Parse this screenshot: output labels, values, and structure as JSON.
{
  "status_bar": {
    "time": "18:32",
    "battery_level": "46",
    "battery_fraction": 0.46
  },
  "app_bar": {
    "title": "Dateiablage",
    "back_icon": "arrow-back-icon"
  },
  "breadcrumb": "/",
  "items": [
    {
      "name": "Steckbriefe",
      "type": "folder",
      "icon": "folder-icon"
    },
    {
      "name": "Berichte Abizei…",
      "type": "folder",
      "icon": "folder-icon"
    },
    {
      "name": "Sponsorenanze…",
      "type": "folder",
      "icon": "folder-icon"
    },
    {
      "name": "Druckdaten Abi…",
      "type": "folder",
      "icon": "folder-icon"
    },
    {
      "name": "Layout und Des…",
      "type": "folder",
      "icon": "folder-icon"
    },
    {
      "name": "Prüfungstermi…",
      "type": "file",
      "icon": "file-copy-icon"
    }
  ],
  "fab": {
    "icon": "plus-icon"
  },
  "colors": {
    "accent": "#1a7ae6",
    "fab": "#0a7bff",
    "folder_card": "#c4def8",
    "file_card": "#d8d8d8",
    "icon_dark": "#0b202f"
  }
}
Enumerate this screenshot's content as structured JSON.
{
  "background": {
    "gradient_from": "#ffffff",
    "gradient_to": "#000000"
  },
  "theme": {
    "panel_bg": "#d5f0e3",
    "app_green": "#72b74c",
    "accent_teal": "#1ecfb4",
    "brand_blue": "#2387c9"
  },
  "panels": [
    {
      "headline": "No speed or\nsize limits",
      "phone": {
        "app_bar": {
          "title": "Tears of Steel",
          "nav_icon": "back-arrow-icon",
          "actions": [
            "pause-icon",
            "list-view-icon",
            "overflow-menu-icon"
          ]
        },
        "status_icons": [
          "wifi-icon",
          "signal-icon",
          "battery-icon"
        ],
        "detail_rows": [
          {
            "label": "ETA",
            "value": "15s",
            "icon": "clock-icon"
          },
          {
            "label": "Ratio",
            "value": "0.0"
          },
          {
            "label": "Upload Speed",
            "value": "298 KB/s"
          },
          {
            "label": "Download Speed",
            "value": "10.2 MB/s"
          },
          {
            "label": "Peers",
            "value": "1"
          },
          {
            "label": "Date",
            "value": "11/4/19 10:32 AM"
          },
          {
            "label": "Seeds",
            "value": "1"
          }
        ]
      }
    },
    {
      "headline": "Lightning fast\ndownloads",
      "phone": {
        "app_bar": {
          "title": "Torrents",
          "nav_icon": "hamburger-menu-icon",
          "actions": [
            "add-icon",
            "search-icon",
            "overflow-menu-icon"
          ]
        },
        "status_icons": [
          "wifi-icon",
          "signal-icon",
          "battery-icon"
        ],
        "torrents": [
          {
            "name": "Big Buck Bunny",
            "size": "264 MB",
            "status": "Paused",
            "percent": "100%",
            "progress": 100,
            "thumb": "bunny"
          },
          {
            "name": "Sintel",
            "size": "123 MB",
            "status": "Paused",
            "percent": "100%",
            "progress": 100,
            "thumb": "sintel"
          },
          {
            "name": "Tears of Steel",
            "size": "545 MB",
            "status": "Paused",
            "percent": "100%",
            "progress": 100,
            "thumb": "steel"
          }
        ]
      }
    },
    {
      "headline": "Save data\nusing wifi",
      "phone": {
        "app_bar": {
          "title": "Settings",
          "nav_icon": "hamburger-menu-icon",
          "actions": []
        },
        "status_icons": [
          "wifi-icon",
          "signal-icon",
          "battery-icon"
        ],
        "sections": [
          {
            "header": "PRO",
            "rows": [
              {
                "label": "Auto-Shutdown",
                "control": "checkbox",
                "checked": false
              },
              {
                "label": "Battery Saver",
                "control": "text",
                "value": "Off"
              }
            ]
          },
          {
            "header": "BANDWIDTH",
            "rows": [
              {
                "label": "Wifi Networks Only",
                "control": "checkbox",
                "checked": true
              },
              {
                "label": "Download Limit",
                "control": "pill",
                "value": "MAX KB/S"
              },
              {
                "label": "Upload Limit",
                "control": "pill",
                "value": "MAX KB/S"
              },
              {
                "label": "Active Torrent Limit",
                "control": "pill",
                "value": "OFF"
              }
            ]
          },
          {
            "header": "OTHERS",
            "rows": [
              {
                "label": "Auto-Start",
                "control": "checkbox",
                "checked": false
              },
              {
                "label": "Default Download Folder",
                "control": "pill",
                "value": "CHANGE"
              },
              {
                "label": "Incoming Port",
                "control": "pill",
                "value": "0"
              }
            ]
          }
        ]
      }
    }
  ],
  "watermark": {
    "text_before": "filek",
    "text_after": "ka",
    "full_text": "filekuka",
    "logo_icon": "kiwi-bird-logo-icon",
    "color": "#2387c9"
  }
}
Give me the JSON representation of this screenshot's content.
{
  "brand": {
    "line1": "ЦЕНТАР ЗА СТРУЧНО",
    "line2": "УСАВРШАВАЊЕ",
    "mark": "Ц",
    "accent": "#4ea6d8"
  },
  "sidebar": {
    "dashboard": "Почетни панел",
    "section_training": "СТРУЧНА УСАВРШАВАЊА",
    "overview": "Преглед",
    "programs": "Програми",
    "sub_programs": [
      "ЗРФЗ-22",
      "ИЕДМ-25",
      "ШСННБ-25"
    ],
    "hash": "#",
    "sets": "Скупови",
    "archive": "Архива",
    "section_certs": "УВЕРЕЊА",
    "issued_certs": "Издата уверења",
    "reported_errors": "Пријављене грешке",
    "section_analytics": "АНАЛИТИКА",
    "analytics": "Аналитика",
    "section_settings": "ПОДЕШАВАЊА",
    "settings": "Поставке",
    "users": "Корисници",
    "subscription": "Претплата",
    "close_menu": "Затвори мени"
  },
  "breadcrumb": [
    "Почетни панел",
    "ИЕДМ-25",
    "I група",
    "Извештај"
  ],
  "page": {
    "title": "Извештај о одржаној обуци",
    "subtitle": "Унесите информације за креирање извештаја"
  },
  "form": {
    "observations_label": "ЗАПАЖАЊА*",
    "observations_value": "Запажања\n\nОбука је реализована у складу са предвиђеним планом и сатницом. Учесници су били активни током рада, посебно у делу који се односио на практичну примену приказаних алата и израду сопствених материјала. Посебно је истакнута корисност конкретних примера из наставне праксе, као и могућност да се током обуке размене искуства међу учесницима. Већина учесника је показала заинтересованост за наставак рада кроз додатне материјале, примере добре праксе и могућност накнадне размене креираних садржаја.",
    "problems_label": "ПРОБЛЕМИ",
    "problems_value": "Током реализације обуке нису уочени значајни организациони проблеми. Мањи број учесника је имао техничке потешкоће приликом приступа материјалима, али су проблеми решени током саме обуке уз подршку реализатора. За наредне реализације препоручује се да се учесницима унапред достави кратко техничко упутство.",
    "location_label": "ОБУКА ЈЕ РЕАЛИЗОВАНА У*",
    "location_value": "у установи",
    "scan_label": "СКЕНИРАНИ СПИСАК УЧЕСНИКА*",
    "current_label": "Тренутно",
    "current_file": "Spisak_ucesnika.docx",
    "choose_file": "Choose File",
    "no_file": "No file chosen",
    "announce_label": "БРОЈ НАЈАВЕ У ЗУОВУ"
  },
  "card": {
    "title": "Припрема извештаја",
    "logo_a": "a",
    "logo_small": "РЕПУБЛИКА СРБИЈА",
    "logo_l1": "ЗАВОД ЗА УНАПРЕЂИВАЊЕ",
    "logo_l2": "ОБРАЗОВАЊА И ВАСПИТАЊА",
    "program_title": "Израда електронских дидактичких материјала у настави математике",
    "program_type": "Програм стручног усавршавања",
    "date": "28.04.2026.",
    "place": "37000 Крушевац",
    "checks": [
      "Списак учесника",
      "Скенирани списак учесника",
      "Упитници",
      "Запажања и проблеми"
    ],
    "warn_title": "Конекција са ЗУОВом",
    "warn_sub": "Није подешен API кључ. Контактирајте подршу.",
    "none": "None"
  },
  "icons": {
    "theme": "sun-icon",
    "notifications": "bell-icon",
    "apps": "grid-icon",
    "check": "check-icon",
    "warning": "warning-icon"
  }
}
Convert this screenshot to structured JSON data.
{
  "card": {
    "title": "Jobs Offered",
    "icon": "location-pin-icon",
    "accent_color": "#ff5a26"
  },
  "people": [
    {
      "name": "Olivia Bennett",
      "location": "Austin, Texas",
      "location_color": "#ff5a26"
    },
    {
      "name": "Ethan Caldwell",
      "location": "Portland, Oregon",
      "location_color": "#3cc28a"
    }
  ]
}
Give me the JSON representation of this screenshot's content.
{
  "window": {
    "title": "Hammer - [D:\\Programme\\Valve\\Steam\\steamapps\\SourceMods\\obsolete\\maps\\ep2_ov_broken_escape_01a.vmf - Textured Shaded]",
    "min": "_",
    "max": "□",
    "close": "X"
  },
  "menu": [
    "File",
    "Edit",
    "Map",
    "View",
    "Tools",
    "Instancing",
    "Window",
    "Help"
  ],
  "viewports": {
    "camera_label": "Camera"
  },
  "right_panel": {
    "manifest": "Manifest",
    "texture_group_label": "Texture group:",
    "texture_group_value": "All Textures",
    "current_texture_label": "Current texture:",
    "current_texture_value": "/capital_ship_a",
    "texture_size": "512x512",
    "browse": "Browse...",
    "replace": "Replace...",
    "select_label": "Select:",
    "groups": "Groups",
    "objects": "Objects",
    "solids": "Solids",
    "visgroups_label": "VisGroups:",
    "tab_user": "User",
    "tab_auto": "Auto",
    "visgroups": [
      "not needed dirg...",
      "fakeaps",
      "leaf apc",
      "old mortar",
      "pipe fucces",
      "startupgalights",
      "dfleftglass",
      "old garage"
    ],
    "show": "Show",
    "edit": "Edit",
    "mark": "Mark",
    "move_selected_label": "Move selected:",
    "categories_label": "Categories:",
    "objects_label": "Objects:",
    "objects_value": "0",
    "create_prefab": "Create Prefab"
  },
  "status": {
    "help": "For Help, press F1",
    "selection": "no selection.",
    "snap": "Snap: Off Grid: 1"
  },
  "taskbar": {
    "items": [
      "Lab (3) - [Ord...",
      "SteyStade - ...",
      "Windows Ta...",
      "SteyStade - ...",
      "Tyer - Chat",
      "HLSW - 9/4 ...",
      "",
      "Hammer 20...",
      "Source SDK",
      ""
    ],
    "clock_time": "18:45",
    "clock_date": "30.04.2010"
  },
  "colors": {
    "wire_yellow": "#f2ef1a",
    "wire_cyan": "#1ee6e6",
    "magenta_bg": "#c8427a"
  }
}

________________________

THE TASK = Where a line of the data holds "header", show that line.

EXERCISE OUTPUT =
            "header": "PRO",
            "header": "BANDWIDTH",
            "header": "OTHERS",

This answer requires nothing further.